Interviewer

So, one of the things that you draw on this is the fear of somebody invading your brain, not only getting under your skin, but invading your mind. And that’s been the theme of a lot of horror films. Like Invaders From Mars have. Have you seen that?

Jordan Peele

I haven’t seen that one.

Interviewer

Oh, that’s a great one. I think it’s from the 1950s. Aliens land and transplant these things into people’s heads. And they look like the same person except they look hypnotized and they’re not behaving the same because they’re under the control of these invaders from Mars. But the main character in your movie, the guy, is a smoker. And his girlfriend’s mother offers to hypnotize him and help him stop smoking, because that’s one of the things she does in her therapy practice, and his friend urges him, “Don’t. She might get into your mind.” This figures into the story in a larger way that I won’t describe, but, watching the film, I was really wondering, are you a smoker? Have you tried hypnosis?

Jordan Peele

I used to smoke. I have not tried hypnosis, but it is something that I think is kind of universally scary to people, right? This idea that, oh, my God, what if somebody can probe into my psyche there’s no telling how vulnerable I’ll be and what kind of influence they could have. Albeit this is astereotype, but it’s grounded in reality. Black people have not had the experience with therapy as a whole, that white people have, or at least there’s there is a heightened fear in the black community of this idea of going with psychiatrist. It’s like, no, I’m good. I’m going to go to church, you know. So that was another reason why I thought this sort of mental probing, this whole thing, that Chris would sit down in this chair with Missy, played by Catherine Keener, I could just hear the black people in the audience going: “No, no, no, no, don’t do it. Come on. Get out of that room right now. Get out. Get out. Get out.” You can sort of hear and sort of feel that and Chris himself is appropriately skeptical of the process as well.

Interviewer

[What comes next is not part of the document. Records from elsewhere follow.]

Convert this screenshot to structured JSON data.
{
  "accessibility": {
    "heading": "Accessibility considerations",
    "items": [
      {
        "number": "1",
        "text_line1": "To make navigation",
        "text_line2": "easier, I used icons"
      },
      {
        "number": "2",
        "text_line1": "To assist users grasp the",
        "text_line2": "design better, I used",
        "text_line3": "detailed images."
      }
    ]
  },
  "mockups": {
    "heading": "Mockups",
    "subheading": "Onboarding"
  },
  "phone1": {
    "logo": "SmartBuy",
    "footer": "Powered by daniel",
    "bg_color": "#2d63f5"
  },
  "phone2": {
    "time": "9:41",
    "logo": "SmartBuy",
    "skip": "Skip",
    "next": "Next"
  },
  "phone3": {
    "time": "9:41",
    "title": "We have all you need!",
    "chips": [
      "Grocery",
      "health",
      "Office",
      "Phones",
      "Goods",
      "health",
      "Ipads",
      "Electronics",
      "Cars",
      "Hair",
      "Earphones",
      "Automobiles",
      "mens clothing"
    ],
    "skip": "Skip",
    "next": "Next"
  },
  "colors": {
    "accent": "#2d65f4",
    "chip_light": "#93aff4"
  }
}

So, Roger Ebert had a phrase called the Idiot Plot which you described, that any plot that could be solved instantly if all the characters weren’t idiots. And so, in horror films the Idiot Plot is when the monster’s kind of coming after them and they very, very slowly back away, instead of just running. Or they run right into a corner where they’re definitely going to be locked in as opposed to getting into a car and driving away. And if they just behave rationally, the story would end and they’ll be alive at the end of the movie. Did you try to avoid all the Idiot Plot kind of things when you were writing the film? Like even if you don’t know that expression, did you sense that there are a lot of stupid ways of reacting in some not very good horror films that you wanted to avoid.

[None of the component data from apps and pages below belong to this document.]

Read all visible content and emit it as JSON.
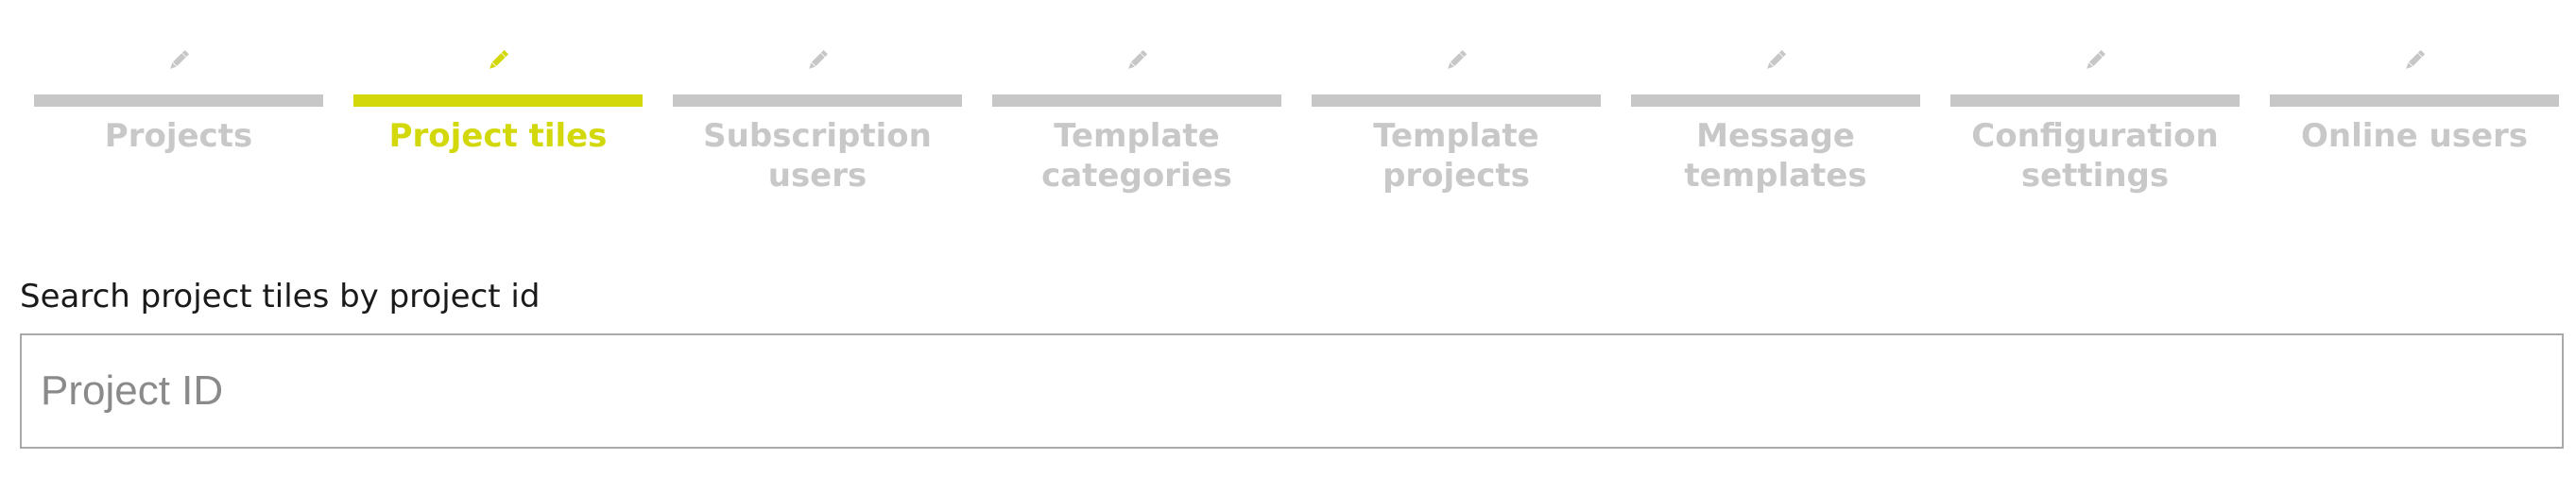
{
  "colors": {
    "active": "#d2d80a",
    "inactive": "#c7c7c7"
  },
  "tabs": [
    {
      "label": "Projects",
      "icon": "pencil-icon",
      "active": false
    },
    {
      "label": "Project tiles",
      "icon": "pencil-icon",
      "active": true
    },
    {
      "label": "Subscription users",
      "icon": "pencil-icon",
      "active": false
    },
    {
      "label": "Template categories",
      "icon": "pencil-icon",
      "active": false
    },
    {
      "label": "Template projects",
      "icon": "pencil-icon",
      "active": false
    },
    {
      "label": "Message templates",
      "icon": "pencil-icon",
      "active": false
    },
    {
      "label": "Configuration settings",
      "icon": "pencil-icon",
      "active": false
    },
    {
      "label": "Online users",
      "icon": "pencil-icon",
      "active": false
    }
  ],
  "search": {
    "label": "Search project tiles by project id",
    "placeholder": "Project ID",
    "value": ""
  }
}
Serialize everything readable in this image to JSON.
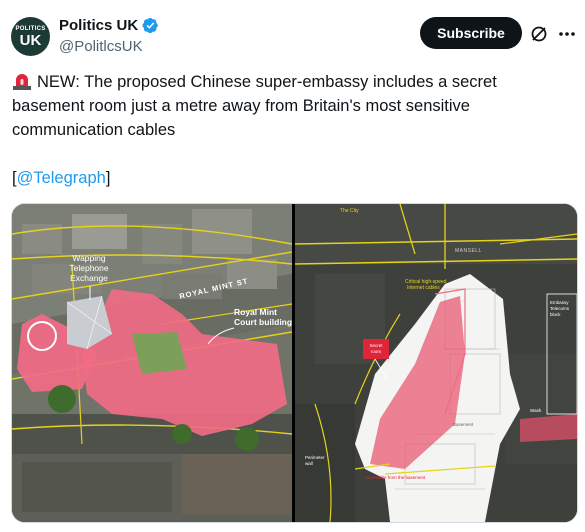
{
  "account": {
    "display_name": "Politics UK",
    "handle": "@PolitlcsUK",
    "avatar_line1": "POLITICS",
    "avatar_line2": "UK"
  },
  "actions": {
    "subscribe_label": "Subscribe"
  },
  "tweet": {
    "new_label": "NEW:",
    "body": " The proposed Chinese super-embassy includes a secret basement room just a metre away from Britain's most sensitive communication cables",
    "bracket_open": "[",
    "link_text": "@Telegraph",
    "bracket_close": "]"
  },
  "media": {
    "left_labels": {
      "wapping_1": "Wapping",
      "wapping_2": "Telephone",
      "wapping_3": "Exchange",
      "street": "ROYAL MINT ST",
      "mint_1": "Royal Mint",
      "mint_2": "Court buildings"
    },
    "right_labels": {
      "city": "The City",
      "mansell": "MANSELL",
      "cables_1": "Critical high-speed",
      "cables_2": "Internet cables",
      "secret_1": "Secret",
      "secret_2": "room",
      "perimeter_1": "Perimeter",
      "perimeter_2": "wall",
      "embassy_1": "Embassy",
      "embassy_2": "Telecoms",
      "embassy_3": "block",
      "wash": "Wash",
      "basement": "Basement",
      "bottom": "Accessible from the basement"
    }
  },
  "colors": {
    "verified": "#1d9bf0",
    "link": "#1d9bf0",
    "subscribe_bg": "#0f1419",
    "highlight_pink": "#f26b85",
    "cable_yellow": "#e5d21a",
    "secret_red": "#e0243a"
  }
}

Jordan Peele

I did. I did. Yeah, that. That was what one of the things, and especially something that I feel like every horror movie fan is sort of underserved with smart protagonists. Certainly, black horror movie fans have been particularly vocal. I mean, there’s the whole Eddie Murphy routine about black people in horror movie wouldn’t last very long, right? They just walk in here, get out. Too bad we can’t stay, baby. You know that was. That is one of the great routines, so this this movie and one of the reasons that Ira Levin School of writing, saves the big events till the end. He does this great thing where he takes one little step into weird town and then he does the work to how the character is justifying staying. It goes to what we were talking about earlier about the protagonist, questioning their own paranoia versus the reality of what they’re perceiving. So that was one of the reasons I went with a movie of this pace, because if Chris got to the Armitage home in this movie and some huge crazy thing happened, then the movie would have to be over.